Oh, the pain of remembering. As we passed the halfway point of the Inbreak Residency, I was confronted with the challenge of remembering. Verbalizing racial trauma, with the added stress of “high-performance tendencies” and subsequent burn-out, has been quite difficult for me. As I have been confronting these traumas and how they take presence in my body and energy, I find myself wanting to escape to a space of simplicity and peace.
As Inbreak artist, Andrew Nemr, posed, “Are we meant to metabolize hundreds of years of history?” While it is important to understand and properly address our generational histories, the vastness of untruth and gravity of dehumanizing actions cannot be fully comprehended in our present state of being.
The sins of humanity are many. I think of how Jesus bore the sin of the world on the cross. How he was not only rejected by humanity, but by the Father himself. How he endured physically and spiritually the weight of all evil, past, present, and future. He had to not only remember, but to live through it.
With this in mind, my poem, “Cyclical” leads to the question of “how long?” How long must I cycle into forgetfulness, numbness, and picked scab wounds? When will I get real relief from the chronic pain of remembering? I do not yet know, but scripture says the earth groans in labor pains until Christ’s return.
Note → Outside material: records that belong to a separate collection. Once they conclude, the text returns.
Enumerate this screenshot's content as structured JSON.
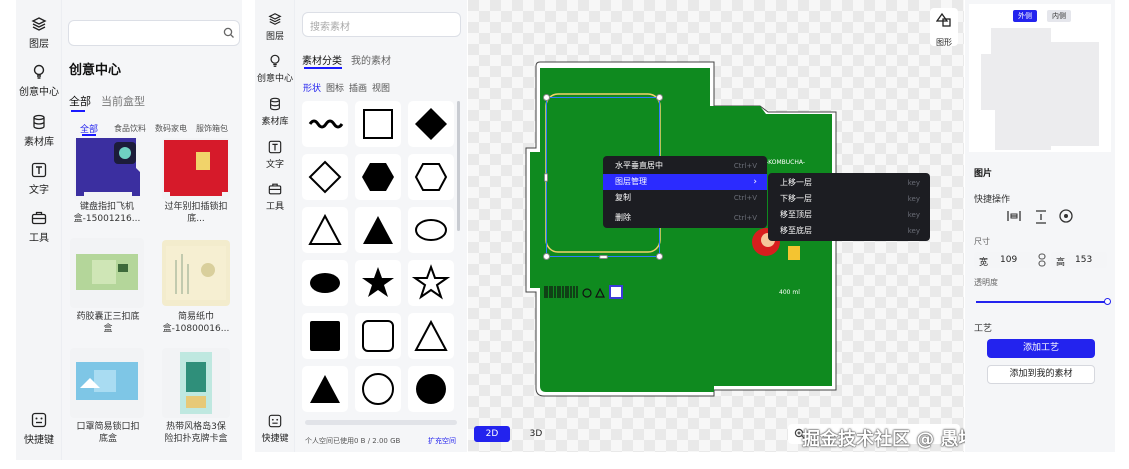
{
  "panel1": {
    "rail": [
      {
        "label": "图层",
        "icon": "layers-icon"
      },
      {
        "label": "创意中心",
        "icon": "bulb-icon"
      },
      {
        "label": "素材库",
        "icon": "database-icon"
      },
      {
        "label": "文字",
        "icon": "text-icon"
      },
      {
        "label": "工具",
        "icon": "toolbox-icon"
      }
    ],
    "shortcut_label": "快捷键",
    "search_placeholder": "",
    "title": "创意中心",
    "tabs": [
      "全部",
      "当前盒型"
    ],
    "categories": [
      "全部",
      "食品饮料",
      "数码家电",
      "服饰箱包"
    ],
    "items": [
      {
        "caption": "键盘指扣飞机\n盒-15001216..."
      },
      {
        "caption": "过年别扣插锁扣\n底..."
      },
      {
        "caption": "药胶囊正三扣底\n盒"
      },
      {
        "caption": "简易纸巾\n盒-10800016..."
      },
      {
        "caption": "口罩简易锁口扣\n底盒"
      },
      {
        "caption": "热带风格岛3保\n险扣扑克牌卡盒"
      }
    ]
  },
  "panel2": {
    "rail": [
      {
        "label": "图层",
        "icon": "layers-icon"
      },
      {
        "label": "创意中心",
        "icon": "bulb-icon"
      },
      {
        "label": "素材库",
        "icon": "database-icon"
      },
      {
        "label": "文字",
        "icon": "text-icon"
      },
      {
        "label": "工具",
        "icon": "toolbox-icon"
      }
    ],
    "shortcut_label": "快捷键",
    "search_placeholder": "搜索素材",
    "tabs": [
      "素材分类",
      "我的素材"
    ],
    "subtabs": [
      "形状",
      "图标",
      "插画",
      "视图"
    ],
    "shapes": [
      "wave",
      "square-outline",
      "diamond-filled",
      "diamond-outline",
      "hexagon-filled",
      "hexagon-outline",
      "triangle-outline",
      "triangle-filled",
      "ellipse-outline",
      "ellipse-filled",
      "star-filled",
      "star-outline",
      "square-filled",
      "rounded-square-outline",
      "triangle-outline",
      "triangle-filled",
      "circle-outline",
      "circle-filled"
    ],
    "storage_text": "个人空间已使用0 B / 2.00 GB",
    "expand_label": "扩充空间"
  },
  "canvas": {
    "shape_tool_label": "图形",
    "mode_2d": "2D",
    "mode_3d": "3D",
    "box_brand": "-KOMBUCHA-",
    "box_volume": "400 ml",
    "context_menu": [
      {
        "label": "水平垂直居中",
        "shortcut": "Ctrl+V"
      },
      {
        "label": "图层管理",
        "shortcut": "›"
      },
      {
        "label": "复制",
        "shortcut": "Ctrl+V"
      },
      {
        "label": "删除",
        "shortcut": "Ctrl+V"
      }
    ],
    "submenu": [
      {
        "label": "上移一层",
        "shortcut": "key"
      },
      {
        "label": "下移一层",
        "shortcut": "key"
      },
      {
        "label": "移至顶层",
        "shortcut": "key"
      },
      {
        "label": "移至底层",
        "shortcut": "key"
      }
    ],
    "watermark": "掘金技术社区 @ 愚坤秦少卫"
  },
  "right": {
    "view_tabs": [
      "外侧",
      "内侧"
    ],
    "section_title": "图片",
    "quick_ops_label": "快捷操作",
    "size_label": "尺寸",
    "width_label": "宽",
    "width_value": "109",
    "height_label": "高",
    "height_value": "153",
    "opacity_label": "透明度",
    "opacity_value": 1.0,
    "craft_label": "工艺",
    "add_craft_button": "添加工艺",
    "add_material_button": "添加到我的素材"
  },
  "colors": {
    "accent": "#2323ee",
    "box_green": "#0f8a1f",
    "menu_bg": "#1c1d22",
    "highlight": "#2b2bff"
  }
}
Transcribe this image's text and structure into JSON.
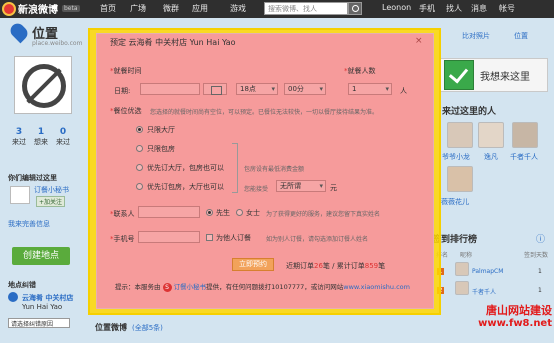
{
  "topbar": {
    "logo": "新浪微博",
    "beta": "beta",
    "nav": [
      "首页",
      "广场",
      "微群",
      "应用",
      "游戏"
    ],
    "search_placeholder": "搜索微博、找人",
    "user": "Leonon",
    "right": [
      "手机",
      "找人",
      "消息",
      "帐号"
    ]
  },
  "location": {
    "title": "位置",
    "subtitle": "place.weibo.com",
    "stats": [
      {
        "num": "3",
        "label": "来过"
      },
      {
        "num": "1",
        "label": "想来"
      },
      {
        "num": "0",
        "label": "来过"
      }
    ],
    "editor_heading": "你们编辑过这里",
    "editor_name": "订餐小秘书",
    "follow_btn": "+加关注",
    "complete_link": "我来完善信息",
    "create_btn": "创建地点",
    "address_heading": "地点纠错",
    "address_line1": "云海肴 中关村店",
    "address_line2": "Yun Hai Yao",
    "select_placeholder": "请选择纠错原因",
    "weibo_heading": "位置微博",
    "weibo_count": "(全部5条)"
  },
  "right": {
    "top_links": [
      "比对照片",
      "位置"
    ],
    "checkin_label": "我想来这里",
    "visitors_heading": "来过这里的人",
    "visitors": [
      "爷爷小龙",
      "逸凡",
      "千者千人",
      "薇薇花儿"
    ],
    "rank_heading": "签到排行榜",
    "rank_cols": [
      "排名",
      "昵称",
      "签到天数"
    ],
    "rank_rows": [
      {
        "rank": "1",
        "name": "PalmapCM",
        "count": "1"
      },
      {
        "rank": "2",
        "name": "千者千人",
        "count": "1"
      }
    ]
  },
  "watermark": {
    "line1": "唐山网站建设",
    "line2": "www.fw8.net"
  },
  "modal": {
    "title": "预定 云海肴 中关村店 Yun Hai Yao",
    "close": "×",
    "time_label": "就餐时间",
    "date_label": "日期:",
    "hour_value": "18点",
    "minute_value": "00分",
    "people_label": "就餐人数",
    "people_value": "1",
    "people_unit": "人",
    "seat_label": "餐位优选",
    "seat_hint": "您选择的就餐时间尚有空位，可以预定。已餐位无法较快，一切以餐厅接待结果为准。",
    "seat_options": [
      "只限大厅",
      "只限包房",
      "优先订大厅，包房也可以",
      "优先订包房，大厅也可以"
    ],
    "room_fee_hint": "包房设有最低消费金额",
    "budget_label": "您能接受",
    "budget_value": "无所谓",
    "budget_unit": "元",
    "contact_label": "联系人",
    "gender_options": [
      "先生",
      "女士"
    ],
    "contact_hint": "为了获得更好的服务，建议您留下真实姓名",
    "phone_label": "手机号",
    "for_others_label": "为他人订餐",
    "phone_hint": "如为别人订餐，请勾选添加订餐人姓名",
    "submit": "立即预约",
    "stats_prefix": "近期订单",
    "recent_count": "26",
    "stats_mid": "笔 / 累计订单",
    "total_count": "859",
    "stats_suffix": "笔",
    "footer_prefix": "提示：本服务由",
    "footer_badge": "S",
    "footer_provider": "订餐小秘书",
    "footer_mid": "提供，有任何问题拨打10107777，或访问网站",
    "footer_site": "www.xiaomishu.com"
  }
}
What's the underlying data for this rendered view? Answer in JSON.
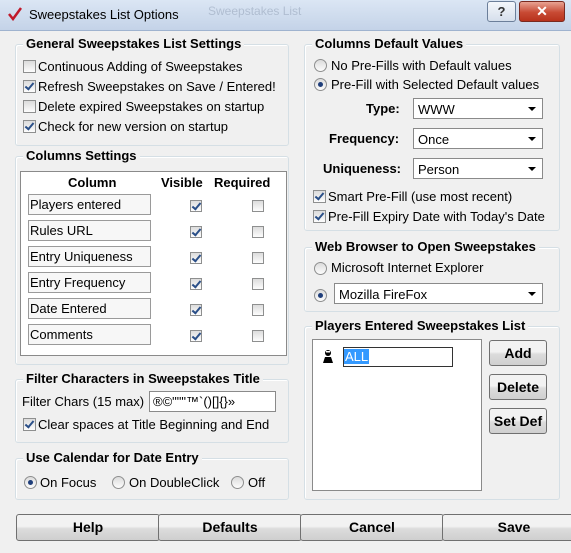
{
  "window": {
    "title": "Sweepstakes List Options",
    "background_title": "Sweepstakes List",
    "help_label": "?",
    "close_label": "✕"
  },
  "general": {
    "title": "General Sweepstakes List Settings",
    "options": [
      {
        "label": "Continuous Adding of Sweepstakes",
        "checked": false
      },
      {
        "label": "Refresh Sweepstakes on Save / Entered!",
        "checked": true
      },
      {
        "label": "Delete expired Sweepstakes on startup",
        "checked": false
      },
      {
        "label": "Check for new version on startup",
        "checked": true
      }
    ]
  },
  "columns": {
    "title": "Columns Settings",
    "headers": [
      "Column",
      "Visible",
      "Required"
    ],
    "rows": [
      {
        "name": "Players entered",
        "visible": true,
        "required": false
      },
      {
        "name": "Rules URL",
        "visible": true,
        "required": false
      },
      {
        "name": "Entry Uniqueness",
        "visible": true,
        "required": false
      },
      {
        "name": "Entry Frequency",
        "visible": true,
        "required": false
      },
      {
        "name": "Date Entered",
        "visible": true,
        "required": false
      },
      {
        "name": "Comments",
        "visible": true,
        "required": false
      }
    ]
  },
  "filter": {
    "title": "Filter Characters in Sweepstakes Title",
    "label": "Filter Chars (15 max)",
    "value": "®©\"\"\"™`()[]{}»",
    "clear_spaces_label": "Clear spaces at Title Beginning and End",
    "clear_spaces_checked": true
  },
  "calendar": {
    "title": "Use Calendar for Date Entry",
    "options": [
      {
        "label": "On Focus",
        "selected": true
      },
      {
        "label": "On DoubleClick",
        "selected": false
      },
      {
        "label": "Off",
        "selected": false
      }
    ]
  },
  "defaults": {
    "title": "Columns Default Values",
    "radio_no_prefill": "No Pre-Fills with Default values",
    "radio_prefill": "Pre-Fill with Selected Default values",
    "prefill_selected": true,
    "type_label": "Type:",
    "type_value": "WWW",
    "frequency_label": "Frequency:",
    "frequency_value": "Once",
    "uniqueness_label": "Uniqueness:",
    "uniqueness_value": "Person",
    "smart_prefill": "Smart Pre-Fill (use most recent)",
    "smart_prefill_checked": true,
    "expiry_prefill": "Pre-Fill Expiry Date with Today's Date",
    "expiry_prefill_checked": true
  },
  "browser": {
    "title": "Web Browser to Open Sweepstakes",
    "option_ie": "Microsoft Internet Explorer",
    "option_other_value": "Mozilla FireFox",
    "ie_selected": false
  },
  "players": {
    "title": "Players Entered Sweepstakes List",
    "items": [
      "ALL"
    ],
    "add_label": "Add",
    "delete_label": "Delete",
    "setdef_label": "Set Def"
  },
  "buttons": {
    "help": "Help",
    "defaults": "Defaults",
    "cancel": "Cancel",
    "save": "Save"
  },
  "colors": {
    "selection": "#3399ff",
    "close_button": "#c84a34"
  }
}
God invites us to cast our burdens at his feet so we can enter green pastures.
a poem by Naomi Stewart
Past the halfway Past the half-full
Pour over my bitter coffee skin
Beauty in the breaking
Richness in your first sip
Taste on your lips and listen
I’m spotlit on a platform, like an open mic
Or self-made slave auction
My body aches either way
As my stifled exhale restricts my alto voice
And shower steam no longer loosens me
Thinking of the noose
No wonder I still have neck pain
Sometimes I’m paralyzed and my breath forgets
My body forgets
Mind numb and aimless
Evaporating and I wonder if this is it